*DIRECTIONS*:
All lines in the data that hold the word "Address" need copying.

[Collected data entries]
· · · · ·

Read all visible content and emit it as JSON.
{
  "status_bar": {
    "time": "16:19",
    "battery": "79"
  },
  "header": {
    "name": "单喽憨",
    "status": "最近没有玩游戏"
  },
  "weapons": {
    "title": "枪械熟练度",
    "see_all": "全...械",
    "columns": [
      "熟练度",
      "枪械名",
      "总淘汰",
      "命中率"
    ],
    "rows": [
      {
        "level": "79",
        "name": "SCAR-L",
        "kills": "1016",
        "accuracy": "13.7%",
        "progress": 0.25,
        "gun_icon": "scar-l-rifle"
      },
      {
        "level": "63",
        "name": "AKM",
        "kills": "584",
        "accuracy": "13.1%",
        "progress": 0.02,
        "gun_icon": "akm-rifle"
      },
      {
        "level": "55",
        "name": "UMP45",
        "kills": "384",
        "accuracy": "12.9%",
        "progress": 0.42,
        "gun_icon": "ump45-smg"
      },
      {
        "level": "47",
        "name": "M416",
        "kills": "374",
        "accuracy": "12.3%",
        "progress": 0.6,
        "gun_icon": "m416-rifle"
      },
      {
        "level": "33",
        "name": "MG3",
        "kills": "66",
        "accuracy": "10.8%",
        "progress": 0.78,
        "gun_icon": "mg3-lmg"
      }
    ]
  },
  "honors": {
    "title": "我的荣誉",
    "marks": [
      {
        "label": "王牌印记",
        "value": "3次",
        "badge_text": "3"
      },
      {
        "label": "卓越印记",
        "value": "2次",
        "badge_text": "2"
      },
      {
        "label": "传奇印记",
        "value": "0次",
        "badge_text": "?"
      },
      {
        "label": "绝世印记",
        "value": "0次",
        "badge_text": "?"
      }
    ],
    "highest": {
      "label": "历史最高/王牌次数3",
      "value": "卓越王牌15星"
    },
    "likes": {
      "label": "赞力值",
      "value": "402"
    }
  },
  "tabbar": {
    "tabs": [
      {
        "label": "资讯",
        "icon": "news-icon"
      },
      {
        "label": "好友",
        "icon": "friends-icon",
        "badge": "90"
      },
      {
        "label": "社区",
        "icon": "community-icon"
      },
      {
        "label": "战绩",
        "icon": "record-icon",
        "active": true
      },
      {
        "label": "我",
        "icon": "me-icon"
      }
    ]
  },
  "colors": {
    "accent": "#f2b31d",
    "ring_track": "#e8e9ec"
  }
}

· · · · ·

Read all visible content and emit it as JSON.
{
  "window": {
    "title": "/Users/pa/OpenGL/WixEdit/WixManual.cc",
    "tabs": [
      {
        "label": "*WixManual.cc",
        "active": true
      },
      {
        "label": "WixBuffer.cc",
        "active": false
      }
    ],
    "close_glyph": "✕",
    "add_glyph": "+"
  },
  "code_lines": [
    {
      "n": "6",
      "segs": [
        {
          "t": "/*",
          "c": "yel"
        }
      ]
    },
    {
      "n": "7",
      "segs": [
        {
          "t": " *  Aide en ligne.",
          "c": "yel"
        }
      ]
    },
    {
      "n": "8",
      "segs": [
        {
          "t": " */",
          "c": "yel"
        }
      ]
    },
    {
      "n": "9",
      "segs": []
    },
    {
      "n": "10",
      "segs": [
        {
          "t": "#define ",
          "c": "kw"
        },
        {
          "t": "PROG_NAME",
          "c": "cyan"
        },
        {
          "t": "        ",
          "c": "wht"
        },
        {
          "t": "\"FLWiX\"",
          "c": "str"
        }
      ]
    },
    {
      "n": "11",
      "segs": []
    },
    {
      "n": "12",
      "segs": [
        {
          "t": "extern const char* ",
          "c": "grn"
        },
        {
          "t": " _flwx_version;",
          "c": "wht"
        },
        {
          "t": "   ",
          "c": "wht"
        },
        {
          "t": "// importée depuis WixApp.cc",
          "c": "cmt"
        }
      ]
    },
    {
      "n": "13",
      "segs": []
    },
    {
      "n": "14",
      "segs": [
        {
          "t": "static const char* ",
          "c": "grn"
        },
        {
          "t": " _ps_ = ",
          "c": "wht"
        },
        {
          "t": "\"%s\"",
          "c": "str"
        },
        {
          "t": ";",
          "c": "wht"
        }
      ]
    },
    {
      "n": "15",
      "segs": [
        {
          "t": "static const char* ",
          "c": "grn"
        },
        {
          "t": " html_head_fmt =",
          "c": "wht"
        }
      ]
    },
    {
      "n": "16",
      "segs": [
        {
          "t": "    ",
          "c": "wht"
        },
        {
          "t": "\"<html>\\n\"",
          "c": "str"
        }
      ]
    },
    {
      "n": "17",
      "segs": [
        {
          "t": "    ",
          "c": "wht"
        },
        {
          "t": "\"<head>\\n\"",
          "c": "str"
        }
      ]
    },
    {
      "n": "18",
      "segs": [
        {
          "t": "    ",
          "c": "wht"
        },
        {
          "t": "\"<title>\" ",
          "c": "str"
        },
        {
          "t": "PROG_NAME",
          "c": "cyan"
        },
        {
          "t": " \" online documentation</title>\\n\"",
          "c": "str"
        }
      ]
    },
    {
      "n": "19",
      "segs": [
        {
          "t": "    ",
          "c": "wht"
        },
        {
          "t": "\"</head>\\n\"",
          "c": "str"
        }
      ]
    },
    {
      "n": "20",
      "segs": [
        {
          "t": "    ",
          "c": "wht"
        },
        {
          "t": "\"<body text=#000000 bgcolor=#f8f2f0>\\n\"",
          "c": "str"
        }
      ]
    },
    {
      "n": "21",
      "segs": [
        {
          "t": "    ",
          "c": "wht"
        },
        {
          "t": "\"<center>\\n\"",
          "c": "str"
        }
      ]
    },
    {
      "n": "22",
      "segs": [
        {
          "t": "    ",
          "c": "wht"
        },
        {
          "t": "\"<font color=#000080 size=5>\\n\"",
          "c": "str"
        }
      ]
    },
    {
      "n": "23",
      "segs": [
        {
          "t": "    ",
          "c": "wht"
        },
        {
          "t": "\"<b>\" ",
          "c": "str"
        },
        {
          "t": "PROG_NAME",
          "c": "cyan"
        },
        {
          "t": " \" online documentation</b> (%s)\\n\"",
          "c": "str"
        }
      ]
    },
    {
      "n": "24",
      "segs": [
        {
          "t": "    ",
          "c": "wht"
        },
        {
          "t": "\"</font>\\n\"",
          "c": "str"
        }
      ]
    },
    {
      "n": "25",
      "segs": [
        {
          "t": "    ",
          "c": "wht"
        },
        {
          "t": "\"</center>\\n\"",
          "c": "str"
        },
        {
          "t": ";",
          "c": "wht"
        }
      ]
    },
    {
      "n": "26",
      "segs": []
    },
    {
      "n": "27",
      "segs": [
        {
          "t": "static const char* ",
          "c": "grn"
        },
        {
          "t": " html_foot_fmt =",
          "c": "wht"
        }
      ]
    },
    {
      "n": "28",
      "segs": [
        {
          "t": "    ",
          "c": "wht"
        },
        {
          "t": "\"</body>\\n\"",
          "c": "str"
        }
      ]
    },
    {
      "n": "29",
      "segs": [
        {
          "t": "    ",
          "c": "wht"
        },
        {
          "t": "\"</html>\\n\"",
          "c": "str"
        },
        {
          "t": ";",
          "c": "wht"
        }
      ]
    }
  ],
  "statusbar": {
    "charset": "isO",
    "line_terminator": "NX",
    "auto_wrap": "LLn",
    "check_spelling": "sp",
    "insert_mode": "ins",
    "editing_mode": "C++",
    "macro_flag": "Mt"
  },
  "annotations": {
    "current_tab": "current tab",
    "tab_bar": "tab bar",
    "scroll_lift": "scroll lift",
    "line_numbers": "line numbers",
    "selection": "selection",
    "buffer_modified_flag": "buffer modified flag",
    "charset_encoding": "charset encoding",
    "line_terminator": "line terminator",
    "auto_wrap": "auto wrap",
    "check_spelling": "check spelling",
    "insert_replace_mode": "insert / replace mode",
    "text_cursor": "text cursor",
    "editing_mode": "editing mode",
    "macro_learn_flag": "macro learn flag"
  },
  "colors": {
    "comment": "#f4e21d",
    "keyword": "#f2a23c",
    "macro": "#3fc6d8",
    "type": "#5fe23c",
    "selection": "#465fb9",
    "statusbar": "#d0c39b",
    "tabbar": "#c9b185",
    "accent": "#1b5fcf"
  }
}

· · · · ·

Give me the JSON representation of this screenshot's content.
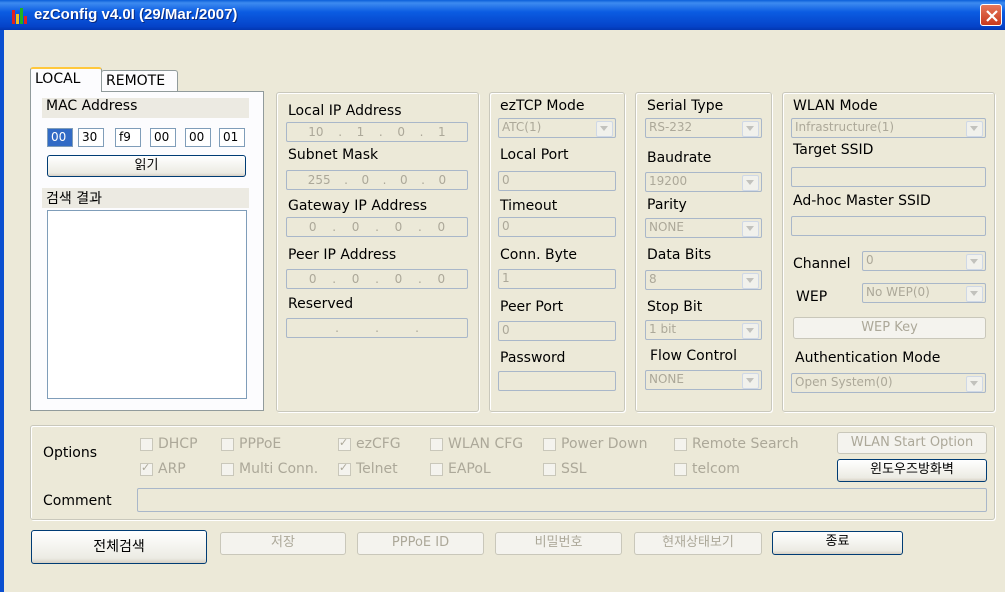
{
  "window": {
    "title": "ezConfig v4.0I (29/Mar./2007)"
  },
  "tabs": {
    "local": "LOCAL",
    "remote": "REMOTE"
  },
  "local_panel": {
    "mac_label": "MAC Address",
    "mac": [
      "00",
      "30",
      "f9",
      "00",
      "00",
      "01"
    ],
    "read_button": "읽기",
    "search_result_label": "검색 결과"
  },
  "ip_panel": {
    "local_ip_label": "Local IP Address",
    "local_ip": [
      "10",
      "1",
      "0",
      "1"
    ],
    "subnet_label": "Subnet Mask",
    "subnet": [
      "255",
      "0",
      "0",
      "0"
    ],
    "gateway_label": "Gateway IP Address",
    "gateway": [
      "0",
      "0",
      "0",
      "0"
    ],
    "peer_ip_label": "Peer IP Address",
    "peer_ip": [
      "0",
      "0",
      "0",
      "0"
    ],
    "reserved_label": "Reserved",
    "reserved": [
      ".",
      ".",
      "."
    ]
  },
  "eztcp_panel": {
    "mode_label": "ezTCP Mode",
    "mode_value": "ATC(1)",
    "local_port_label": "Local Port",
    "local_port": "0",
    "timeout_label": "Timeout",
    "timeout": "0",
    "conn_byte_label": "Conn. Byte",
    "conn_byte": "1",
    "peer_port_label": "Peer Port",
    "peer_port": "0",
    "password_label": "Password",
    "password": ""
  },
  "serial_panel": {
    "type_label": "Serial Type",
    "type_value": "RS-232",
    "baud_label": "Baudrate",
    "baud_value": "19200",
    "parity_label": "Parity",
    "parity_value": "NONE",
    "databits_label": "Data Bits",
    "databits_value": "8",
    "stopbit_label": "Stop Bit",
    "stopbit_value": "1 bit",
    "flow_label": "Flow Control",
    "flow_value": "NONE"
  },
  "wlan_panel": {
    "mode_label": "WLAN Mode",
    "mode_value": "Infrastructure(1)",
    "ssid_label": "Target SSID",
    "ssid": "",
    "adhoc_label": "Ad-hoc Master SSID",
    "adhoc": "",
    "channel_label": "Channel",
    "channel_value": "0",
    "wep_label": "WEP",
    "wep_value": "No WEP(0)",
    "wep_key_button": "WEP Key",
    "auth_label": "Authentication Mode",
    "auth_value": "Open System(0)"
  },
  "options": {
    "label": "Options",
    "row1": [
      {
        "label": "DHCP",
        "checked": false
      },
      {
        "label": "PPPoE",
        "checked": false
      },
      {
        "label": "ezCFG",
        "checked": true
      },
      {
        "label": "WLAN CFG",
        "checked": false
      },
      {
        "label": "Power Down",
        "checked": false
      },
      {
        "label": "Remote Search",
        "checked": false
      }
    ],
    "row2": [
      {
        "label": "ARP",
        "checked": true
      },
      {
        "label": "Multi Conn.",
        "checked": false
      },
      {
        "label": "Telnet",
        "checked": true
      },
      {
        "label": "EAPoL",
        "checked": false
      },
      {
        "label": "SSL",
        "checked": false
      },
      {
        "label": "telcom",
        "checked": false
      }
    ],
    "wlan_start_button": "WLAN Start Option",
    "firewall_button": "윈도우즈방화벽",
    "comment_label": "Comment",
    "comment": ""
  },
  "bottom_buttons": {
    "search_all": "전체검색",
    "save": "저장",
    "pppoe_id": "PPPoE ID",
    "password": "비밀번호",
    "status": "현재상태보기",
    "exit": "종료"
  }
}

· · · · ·

*COMPLETED TASK*:
    "mac_label": "MAC Address",
    "local_ip_label": "Local IP Address",
    "gateway_label": "Gateway IP Address",
    "peer_ip_label": "Peer IP Address",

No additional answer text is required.